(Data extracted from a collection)
*** Begin section ***
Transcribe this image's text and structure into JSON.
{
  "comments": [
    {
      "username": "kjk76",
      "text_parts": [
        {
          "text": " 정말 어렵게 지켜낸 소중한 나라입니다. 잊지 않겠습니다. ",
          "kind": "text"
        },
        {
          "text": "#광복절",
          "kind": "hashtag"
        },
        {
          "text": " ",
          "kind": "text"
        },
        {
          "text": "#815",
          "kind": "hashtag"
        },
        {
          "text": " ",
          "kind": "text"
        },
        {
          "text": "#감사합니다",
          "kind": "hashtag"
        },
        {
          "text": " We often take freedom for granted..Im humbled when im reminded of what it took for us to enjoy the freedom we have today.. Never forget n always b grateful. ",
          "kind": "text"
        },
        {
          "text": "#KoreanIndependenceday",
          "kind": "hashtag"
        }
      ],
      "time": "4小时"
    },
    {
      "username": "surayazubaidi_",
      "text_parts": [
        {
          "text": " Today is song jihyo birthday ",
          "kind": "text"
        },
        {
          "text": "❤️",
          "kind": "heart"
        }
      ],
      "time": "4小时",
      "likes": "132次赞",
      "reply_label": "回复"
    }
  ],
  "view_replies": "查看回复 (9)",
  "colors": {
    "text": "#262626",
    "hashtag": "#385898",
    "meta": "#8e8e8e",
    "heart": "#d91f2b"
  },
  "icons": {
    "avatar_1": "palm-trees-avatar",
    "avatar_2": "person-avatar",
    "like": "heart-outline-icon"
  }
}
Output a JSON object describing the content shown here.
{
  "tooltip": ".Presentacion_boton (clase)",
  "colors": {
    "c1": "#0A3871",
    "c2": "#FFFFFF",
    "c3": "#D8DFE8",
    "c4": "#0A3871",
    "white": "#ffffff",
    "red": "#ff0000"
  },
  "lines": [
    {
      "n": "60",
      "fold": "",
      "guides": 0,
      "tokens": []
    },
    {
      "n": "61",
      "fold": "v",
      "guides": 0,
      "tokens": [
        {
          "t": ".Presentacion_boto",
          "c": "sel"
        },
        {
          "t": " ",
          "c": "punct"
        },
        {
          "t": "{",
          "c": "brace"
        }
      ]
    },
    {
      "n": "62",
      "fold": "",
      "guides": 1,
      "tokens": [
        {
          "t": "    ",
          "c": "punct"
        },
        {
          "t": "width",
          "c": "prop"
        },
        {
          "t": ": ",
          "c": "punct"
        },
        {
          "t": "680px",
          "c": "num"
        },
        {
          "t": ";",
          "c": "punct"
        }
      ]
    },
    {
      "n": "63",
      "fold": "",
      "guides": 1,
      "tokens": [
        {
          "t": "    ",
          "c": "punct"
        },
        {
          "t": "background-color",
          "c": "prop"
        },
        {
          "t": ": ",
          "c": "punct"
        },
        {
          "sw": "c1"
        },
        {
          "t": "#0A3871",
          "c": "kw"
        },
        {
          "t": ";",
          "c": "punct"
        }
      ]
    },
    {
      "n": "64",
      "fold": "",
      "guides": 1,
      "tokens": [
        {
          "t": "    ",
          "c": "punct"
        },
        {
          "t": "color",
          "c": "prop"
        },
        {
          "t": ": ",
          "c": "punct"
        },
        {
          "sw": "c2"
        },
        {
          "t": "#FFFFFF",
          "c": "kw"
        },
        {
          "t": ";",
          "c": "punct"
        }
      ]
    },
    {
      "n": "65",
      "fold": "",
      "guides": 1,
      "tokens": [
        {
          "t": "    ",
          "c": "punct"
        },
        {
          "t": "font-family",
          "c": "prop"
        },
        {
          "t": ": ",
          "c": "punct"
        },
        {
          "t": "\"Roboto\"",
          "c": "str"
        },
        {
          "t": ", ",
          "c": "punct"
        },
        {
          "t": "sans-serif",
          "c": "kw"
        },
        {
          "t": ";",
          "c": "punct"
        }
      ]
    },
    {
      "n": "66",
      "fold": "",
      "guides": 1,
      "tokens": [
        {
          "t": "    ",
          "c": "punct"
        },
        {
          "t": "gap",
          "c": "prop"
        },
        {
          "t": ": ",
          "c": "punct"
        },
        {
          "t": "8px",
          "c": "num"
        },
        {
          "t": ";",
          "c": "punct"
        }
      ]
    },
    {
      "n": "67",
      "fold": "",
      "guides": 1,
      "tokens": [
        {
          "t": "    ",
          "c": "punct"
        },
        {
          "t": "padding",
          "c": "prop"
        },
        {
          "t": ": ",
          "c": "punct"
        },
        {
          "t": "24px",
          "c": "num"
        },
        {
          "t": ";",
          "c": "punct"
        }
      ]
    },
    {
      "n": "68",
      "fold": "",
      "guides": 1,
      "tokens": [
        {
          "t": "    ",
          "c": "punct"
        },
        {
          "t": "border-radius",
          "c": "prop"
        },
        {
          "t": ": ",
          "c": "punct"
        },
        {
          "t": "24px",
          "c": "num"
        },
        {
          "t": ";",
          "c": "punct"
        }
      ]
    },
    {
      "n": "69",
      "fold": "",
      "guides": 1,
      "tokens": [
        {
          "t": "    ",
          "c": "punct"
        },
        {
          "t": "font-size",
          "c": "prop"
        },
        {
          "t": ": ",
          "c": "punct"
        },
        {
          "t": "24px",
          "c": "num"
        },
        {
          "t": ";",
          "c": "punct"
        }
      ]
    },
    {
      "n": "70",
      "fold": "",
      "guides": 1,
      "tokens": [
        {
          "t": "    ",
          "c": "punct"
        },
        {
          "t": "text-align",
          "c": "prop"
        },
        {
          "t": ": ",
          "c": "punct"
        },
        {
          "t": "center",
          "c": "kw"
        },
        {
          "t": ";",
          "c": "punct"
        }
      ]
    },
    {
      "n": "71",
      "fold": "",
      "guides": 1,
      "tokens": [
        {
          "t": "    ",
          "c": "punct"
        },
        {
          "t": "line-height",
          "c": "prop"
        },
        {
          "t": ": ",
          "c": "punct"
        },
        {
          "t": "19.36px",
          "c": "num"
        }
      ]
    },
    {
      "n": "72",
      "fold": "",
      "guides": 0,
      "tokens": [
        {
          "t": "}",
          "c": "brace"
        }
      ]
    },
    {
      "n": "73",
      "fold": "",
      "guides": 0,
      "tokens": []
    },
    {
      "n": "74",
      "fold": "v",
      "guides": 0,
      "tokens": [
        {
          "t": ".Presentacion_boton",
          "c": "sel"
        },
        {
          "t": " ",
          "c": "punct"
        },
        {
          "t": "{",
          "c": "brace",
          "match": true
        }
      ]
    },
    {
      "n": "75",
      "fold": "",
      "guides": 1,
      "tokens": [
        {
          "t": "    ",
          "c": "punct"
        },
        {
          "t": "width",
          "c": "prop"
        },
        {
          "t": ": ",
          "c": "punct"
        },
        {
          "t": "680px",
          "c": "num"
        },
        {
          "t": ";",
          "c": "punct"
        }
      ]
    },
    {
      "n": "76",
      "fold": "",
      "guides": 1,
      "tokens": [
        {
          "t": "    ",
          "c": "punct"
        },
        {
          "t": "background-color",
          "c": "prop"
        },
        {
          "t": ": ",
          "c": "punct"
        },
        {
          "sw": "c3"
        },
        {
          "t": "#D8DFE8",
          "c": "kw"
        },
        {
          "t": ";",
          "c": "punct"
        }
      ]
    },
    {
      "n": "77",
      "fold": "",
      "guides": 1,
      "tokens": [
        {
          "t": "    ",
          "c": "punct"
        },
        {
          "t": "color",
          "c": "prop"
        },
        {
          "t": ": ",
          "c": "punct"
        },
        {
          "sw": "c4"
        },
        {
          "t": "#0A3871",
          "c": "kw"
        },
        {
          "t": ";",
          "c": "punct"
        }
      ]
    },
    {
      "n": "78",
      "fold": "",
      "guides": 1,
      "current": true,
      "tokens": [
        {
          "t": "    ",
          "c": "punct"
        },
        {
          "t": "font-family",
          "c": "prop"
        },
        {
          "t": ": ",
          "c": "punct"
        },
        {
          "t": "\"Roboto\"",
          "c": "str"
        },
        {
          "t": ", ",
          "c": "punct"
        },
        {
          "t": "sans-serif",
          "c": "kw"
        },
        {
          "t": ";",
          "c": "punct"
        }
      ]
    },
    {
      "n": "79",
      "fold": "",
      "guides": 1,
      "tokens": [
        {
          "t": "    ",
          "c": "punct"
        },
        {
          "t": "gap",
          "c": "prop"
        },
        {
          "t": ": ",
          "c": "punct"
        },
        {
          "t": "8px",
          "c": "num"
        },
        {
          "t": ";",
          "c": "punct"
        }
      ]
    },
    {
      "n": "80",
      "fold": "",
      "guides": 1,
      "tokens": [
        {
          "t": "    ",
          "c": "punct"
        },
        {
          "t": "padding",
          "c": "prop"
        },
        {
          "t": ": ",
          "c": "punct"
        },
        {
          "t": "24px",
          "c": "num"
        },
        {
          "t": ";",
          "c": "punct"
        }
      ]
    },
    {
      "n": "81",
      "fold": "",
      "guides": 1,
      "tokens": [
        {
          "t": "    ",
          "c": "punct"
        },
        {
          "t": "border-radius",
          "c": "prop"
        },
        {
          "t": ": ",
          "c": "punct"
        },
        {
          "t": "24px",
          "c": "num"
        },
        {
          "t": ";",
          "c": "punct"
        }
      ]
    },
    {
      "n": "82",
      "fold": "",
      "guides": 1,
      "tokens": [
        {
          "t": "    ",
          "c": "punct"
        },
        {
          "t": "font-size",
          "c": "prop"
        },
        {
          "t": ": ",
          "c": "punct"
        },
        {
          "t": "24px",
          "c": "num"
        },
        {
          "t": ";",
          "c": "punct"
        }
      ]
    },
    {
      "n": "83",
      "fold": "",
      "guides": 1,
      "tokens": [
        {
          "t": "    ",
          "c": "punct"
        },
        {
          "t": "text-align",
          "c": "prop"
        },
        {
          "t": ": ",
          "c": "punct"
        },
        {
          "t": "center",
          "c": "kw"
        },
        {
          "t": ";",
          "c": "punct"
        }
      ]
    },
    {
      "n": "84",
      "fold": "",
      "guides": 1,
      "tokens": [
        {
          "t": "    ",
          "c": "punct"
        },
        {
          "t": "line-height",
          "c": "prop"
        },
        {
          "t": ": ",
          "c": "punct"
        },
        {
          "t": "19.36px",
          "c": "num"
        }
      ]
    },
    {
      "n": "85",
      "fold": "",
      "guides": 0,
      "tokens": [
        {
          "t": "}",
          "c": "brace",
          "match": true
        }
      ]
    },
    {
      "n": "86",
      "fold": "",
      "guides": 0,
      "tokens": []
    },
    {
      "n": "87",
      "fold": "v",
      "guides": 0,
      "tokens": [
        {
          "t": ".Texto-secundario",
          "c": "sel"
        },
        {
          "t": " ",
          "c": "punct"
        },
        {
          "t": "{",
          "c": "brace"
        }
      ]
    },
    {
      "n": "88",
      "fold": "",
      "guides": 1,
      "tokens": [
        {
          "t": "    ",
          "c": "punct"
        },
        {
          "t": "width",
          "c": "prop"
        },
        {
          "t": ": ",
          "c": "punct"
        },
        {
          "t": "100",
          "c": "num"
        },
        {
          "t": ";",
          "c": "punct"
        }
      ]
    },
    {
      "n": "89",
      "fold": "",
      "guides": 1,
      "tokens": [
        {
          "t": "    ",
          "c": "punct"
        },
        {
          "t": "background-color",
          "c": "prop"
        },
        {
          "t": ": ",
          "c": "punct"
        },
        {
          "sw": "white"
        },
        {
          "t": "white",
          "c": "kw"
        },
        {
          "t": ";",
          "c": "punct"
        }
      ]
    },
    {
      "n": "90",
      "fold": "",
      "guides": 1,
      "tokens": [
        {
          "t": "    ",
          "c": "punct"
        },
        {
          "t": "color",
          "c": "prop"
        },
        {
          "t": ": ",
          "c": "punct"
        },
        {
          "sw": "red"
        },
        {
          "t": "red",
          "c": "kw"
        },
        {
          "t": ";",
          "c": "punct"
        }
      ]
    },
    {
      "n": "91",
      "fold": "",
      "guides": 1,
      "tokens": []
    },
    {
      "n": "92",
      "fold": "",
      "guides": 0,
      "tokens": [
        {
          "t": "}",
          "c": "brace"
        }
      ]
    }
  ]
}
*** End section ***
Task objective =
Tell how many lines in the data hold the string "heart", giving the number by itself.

Written response =
3